**Activity:** Give back every line of the material below that has the string "want".
§
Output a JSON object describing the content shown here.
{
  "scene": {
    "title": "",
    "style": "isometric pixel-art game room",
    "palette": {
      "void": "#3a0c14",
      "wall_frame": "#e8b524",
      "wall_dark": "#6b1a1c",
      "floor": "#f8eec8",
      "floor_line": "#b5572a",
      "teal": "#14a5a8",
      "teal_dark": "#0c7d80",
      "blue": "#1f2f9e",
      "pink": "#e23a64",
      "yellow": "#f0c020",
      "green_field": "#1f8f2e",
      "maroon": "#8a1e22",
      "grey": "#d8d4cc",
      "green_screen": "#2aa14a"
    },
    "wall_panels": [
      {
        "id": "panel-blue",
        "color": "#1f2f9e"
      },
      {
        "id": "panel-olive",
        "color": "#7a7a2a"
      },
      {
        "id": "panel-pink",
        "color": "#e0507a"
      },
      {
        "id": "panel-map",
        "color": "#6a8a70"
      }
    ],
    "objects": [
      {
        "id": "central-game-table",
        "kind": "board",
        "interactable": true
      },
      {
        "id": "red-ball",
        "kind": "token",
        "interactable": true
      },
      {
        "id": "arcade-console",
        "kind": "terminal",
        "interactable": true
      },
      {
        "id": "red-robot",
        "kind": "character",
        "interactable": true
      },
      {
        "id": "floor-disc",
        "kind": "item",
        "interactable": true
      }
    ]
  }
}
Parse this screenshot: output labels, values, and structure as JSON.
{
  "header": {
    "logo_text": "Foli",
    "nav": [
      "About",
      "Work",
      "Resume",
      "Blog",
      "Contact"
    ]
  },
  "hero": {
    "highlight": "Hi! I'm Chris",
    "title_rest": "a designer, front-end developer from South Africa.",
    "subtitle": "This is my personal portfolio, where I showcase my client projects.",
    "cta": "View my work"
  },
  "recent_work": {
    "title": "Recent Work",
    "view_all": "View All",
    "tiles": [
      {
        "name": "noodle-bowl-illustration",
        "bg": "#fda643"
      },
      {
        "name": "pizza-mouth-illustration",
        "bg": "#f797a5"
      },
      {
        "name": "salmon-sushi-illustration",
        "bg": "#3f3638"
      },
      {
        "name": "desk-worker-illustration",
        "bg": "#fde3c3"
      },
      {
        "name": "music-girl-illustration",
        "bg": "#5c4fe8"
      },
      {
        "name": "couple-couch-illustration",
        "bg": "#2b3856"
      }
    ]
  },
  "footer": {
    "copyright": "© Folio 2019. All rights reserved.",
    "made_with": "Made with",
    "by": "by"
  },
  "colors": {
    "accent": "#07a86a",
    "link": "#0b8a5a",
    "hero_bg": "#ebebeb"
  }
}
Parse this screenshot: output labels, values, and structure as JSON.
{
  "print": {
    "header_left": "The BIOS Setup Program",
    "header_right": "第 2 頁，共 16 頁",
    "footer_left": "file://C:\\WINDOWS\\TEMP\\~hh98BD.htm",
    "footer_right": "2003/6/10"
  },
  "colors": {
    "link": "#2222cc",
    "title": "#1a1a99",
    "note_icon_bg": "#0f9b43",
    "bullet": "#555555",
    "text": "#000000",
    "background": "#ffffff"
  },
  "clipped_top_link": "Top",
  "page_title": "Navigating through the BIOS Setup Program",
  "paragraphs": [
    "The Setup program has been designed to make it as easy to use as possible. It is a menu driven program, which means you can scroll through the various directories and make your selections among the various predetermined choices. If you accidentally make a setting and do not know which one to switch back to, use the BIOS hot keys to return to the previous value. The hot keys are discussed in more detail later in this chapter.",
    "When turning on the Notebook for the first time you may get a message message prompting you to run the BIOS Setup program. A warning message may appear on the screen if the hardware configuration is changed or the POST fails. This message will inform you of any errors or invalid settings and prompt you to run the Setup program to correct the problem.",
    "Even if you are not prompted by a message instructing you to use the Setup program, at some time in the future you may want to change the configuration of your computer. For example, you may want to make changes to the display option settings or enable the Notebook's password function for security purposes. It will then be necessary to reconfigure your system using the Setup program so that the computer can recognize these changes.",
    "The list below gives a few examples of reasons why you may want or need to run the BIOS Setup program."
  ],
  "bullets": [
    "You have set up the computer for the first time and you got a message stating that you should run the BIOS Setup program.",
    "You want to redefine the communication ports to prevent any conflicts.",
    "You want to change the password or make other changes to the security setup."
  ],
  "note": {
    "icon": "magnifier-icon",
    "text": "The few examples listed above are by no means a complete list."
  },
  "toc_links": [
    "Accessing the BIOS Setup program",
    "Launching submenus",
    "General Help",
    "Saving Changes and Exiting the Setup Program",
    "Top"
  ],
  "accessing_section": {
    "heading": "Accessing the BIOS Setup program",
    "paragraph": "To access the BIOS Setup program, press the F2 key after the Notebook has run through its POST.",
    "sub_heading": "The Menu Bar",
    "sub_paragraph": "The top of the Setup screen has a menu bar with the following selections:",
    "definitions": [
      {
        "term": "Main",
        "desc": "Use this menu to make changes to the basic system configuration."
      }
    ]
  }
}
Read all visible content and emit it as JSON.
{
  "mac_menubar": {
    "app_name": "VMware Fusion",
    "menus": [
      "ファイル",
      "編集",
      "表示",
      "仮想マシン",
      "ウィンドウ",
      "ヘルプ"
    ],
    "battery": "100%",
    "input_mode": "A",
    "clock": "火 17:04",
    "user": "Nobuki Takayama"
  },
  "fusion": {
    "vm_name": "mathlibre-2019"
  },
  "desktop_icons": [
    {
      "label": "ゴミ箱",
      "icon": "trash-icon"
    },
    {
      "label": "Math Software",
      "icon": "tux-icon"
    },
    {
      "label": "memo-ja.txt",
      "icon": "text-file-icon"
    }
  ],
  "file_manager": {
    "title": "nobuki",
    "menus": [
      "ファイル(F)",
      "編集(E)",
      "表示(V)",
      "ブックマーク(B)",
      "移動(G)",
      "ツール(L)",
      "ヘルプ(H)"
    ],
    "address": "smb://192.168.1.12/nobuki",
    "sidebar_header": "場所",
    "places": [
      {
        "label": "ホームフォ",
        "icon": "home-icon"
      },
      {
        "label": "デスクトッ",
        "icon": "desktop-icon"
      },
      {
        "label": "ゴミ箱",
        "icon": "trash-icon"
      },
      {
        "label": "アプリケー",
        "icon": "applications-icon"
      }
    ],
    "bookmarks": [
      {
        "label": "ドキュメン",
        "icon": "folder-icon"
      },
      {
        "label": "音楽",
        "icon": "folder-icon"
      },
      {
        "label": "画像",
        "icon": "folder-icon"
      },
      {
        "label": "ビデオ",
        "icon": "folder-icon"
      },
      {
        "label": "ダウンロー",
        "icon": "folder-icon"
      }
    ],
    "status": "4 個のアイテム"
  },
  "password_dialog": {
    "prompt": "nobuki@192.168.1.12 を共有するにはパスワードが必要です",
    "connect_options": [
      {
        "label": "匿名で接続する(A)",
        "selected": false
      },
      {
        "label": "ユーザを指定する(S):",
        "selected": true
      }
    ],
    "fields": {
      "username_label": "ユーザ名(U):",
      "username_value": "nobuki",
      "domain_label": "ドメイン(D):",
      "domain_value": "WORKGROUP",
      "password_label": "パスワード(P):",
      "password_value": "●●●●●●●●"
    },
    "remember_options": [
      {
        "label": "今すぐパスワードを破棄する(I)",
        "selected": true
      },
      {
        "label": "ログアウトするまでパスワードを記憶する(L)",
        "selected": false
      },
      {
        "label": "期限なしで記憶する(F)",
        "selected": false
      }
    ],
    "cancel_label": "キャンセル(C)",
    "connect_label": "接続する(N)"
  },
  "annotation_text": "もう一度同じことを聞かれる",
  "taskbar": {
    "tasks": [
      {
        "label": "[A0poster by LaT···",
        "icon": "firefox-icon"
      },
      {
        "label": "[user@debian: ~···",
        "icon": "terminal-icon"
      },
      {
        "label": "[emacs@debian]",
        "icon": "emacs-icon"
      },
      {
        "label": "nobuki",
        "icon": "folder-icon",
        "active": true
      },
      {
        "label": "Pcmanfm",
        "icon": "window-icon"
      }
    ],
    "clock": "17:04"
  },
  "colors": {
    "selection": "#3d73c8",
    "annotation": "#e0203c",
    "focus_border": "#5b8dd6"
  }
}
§
**Exercise result:**
    "Even if you are not prompted by a message instructing you to use the Setup program, at some time in the future you may want to change the configuration of your computer. For example, you may want to make changes to the display option settings or enable the Notebook's password function for security purposes. It will then be necessary to reconfigure your system using the Setup program so that the computer can recognize these changes.",
    "The list below gives a few examples of reasons why you may want or need to run the BIOS Setup program."
    "You want to redefine the communication ports to prevent any conflicts.",
    "You want to change the password or make other changes to the security setup."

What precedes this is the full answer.